    Google understands this -- this is why they ported ICS all the way back to the Galaxy S. It's true that handhelds are evolving fast, and many produced only a few years ago may not run the new OS that well. But the problem on the phones is a combination of carriers imposing their own control (despite my Galaxy Nexus being a Google device, I only got the Jellybean update through Verizon last week), and many of these companies not thinking in "application processor" terms... they're CE companies, and used to shoving a product out the door and being done with it.

    A case when that's not true -- the Jellybean update for my Asus Transformer Infinity tablet appeared yesterday. It's likely, though not guaranteed, that a computer company, such as Asus or Apple for that matter, would have different ideas about device support in the longer term.

    Apple's not perfect in this, either, and we may be seeing the limits of their support strategy. They did not support the original 2010 iPad in their iOS 5 update. They did, however, support the much lower powered iPhone 3GS and the similarly powered iPhone 4. Why? Well, the iPhone 3GS and iPhone 4 had been selling as new on the cellular carriers, while the iPad 1 was sold alongside the iPad 2, but phased out in 2011 or early 2012. Given that, though, it's still the case that people who bough the iPad 1 new within the last year aren't getting the update. It's pretty likely that the iPhone 3GS and perhaps iPad 2 won' t be seeing the iOS 7 update, either.
  • Technology still moving too fast

    OEMs and carriers have little incentive to spend money on SW upgrades after a sale.

    If you are the type of consumer who wants the latest and greatest HW, upgrades do not matter much to you.

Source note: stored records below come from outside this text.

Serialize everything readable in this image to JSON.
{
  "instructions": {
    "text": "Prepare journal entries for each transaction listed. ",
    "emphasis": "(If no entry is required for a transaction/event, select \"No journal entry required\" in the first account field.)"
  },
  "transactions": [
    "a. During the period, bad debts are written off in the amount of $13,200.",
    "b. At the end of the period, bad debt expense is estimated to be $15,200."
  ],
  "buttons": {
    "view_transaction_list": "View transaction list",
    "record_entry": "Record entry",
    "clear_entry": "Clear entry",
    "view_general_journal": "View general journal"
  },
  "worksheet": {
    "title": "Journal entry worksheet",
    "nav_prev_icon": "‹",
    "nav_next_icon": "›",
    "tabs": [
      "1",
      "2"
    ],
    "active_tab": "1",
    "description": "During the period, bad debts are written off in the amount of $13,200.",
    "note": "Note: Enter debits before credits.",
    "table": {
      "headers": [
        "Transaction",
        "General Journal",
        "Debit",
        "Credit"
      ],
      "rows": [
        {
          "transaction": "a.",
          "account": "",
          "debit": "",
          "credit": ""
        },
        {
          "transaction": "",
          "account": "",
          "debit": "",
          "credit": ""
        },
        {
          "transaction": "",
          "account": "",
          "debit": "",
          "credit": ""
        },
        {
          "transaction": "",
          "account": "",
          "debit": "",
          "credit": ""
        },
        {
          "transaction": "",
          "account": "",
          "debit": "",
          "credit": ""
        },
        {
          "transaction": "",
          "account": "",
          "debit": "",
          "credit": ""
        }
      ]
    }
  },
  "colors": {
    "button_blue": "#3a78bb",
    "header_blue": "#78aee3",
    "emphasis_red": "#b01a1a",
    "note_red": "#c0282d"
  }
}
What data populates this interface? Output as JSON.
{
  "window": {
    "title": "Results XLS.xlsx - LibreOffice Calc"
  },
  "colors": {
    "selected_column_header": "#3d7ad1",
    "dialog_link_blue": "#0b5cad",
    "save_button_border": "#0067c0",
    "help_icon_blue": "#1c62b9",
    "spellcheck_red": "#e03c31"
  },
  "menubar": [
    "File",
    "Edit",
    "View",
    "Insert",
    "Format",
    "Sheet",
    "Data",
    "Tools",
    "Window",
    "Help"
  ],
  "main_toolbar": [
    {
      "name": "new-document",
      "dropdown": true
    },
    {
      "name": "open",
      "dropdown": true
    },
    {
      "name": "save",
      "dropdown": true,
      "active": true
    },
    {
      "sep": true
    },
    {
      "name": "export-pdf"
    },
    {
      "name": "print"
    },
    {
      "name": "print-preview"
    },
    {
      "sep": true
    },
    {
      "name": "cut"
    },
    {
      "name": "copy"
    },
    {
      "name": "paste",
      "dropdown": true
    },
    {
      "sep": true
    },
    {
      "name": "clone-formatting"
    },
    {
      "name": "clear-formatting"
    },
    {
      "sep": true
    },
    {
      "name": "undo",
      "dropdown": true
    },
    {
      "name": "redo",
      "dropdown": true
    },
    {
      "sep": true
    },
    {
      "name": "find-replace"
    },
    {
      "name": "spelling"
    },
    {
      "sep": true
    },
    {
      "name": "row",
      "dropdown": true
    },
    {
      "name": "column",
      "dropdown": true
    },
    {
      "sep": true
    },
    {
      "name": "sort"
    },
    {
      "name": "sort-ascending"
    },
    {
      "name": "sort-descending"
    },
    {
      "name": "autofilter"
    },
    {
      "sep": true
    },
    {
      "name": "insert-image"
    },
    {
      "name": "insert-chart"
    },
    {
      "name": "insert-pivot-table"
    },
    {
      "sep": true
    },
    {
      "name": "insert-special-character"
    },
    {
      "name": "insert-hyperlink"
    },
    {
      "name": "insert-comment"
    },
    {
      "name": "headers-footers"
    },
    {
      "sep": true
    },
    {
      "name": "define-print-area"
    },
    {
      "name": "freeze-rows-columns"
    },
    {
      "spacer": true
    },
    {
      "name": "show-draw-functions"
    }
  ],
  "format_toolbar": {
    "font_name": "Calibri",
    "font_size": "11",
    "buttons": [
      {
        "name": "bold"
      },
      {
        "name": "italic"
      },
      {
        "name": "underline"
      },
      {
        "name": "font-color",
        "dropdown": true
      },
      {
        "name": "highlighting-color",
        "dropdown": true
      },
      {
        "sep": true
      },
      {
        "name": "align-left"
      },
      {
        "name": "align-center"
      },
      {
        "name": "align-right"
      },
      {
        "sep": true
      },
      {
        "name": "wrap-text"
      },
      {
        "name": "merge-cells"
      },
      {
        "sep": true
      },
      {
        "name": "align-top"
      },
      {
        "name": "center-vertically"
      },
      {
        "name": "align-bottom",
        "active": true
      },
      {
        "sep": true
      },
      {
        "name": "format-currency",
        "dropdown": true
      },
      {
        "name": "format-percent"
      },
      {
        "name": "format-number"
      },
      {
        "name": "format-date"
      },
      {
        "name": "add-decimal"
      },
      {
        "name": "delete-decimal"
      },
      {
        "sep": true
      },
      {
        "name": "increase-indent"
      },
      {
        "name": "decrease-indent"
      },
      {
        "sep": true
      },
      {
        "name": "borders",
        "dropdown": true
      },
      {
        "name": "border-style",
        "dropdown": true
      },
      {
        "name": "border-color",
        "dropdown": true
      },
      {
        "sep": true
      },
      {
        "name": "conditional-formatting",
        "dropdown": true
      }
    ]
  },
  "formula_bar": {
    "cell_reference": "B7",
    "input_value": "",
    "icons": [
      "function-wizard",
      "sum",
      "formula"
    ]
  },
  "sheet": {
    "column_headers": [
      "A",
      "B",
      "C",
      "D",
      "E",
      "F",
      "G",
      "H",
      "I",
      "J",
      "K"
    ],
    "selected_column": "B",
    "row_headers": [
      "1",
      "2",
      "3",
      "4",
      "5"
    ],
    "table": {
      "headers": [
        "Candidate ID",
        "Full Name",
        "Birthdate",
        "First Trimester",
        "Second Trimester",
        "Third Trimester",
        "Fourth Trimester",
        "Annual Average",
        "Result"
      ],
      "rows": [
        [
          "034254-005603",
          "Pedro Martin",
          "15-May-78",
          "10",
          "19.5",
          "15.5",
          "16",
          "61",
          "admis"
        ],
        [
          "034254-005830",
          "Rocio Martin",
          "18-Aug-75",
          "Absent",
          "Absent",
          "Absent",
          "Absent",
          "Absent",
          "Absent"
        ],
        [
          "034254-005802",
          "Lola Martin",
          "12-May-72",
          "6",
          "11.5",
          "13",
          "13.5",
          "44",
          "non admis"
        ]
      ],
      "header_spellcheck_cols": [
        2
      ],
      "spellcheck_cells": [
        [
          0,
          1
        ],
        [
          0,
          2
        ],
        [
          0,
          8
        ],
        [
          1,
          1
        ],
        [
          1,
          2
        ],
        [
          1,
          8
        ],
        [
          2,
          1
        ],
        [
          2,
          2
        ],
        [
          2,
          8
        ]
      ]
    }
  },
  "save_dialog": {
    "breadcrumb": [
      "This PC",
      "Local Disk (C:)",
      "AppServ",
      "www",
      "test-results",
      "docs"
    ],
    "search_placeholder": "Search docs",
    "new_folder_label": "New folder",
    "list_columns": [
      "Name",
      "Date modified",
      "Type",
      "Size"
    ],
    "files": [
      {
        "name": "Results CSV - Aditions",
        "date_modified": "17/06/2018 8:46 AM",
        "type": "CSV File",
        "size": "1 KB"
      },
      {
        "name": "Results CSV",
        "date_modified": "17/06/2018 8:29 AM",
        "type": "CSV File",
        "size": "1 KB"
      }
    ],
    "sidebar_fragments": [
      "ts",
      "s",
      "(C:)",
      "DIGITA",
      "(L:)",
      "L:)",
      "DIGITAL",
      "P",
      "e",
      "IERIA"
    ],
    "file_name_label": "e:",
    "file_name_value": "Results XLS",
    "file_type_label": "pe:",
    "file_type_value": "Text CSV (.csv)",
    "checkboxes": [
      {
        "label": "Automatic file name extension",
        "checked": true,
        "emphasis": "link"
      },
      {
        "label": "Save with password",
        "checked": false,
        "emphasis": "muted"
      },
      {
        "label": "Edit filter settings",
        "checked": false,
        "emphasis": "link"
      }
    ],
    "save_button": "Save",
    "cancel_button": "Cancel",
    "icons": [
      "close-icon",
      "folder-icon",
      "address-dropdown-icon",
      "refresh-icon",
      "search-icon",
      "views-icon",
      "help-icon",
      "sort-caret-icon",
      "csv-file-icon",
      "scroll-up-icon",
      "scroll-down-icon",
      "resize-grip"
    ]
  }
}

    If you keep HW for the duration of the contract, the OEM and the carrier already have your money. Why would they spend more? When it's time to renew, you will buy the shiny toy that excites you the most.

    The OEMs and carriers figured out the fickle consumer a long time ago. If you want the OEMs and carriers to chance, you the consumer has to change first, which is a highly unlikely occurrence.

    Next time you are wondering why the OEMs and the carriers do what they do, take a look in the mirror.

    Oh, and as far a Apple and their customers go, Apple already has the customers in chains. They will do just enough to keep them, which includes upgrades for a short while.
  • iOS6

    What is iOS6 marketshare? Already over 18%? It most really suck to be dependent on all 3 of Google, OEM and mobile carrier all doing the correct thing for you to get update.
  • Jelly Bean

    Ice Cream Sandwich had some issues on my Galaxy Nexus, but Jelly Bean fixed everything!!
  • I would love to have JB on my HTC Vision

    I have tried both JB and ICS CyanogenMod-based custom ROMs on my HTC Vision for some time yet due to lack of working drivers for video I have had to stick with GB.

    Although I miss the 4.0+ experience (no Apollo music app or Trebushet home launcher), CM7 GB still gives me decent apps ported from ICS such as Camera and Gallery which do most things I require on a day to day basis.

    The Nexus 7 is cheap enough to be classed as a mass product, being only £180 for the 16GB with the most up to date OS.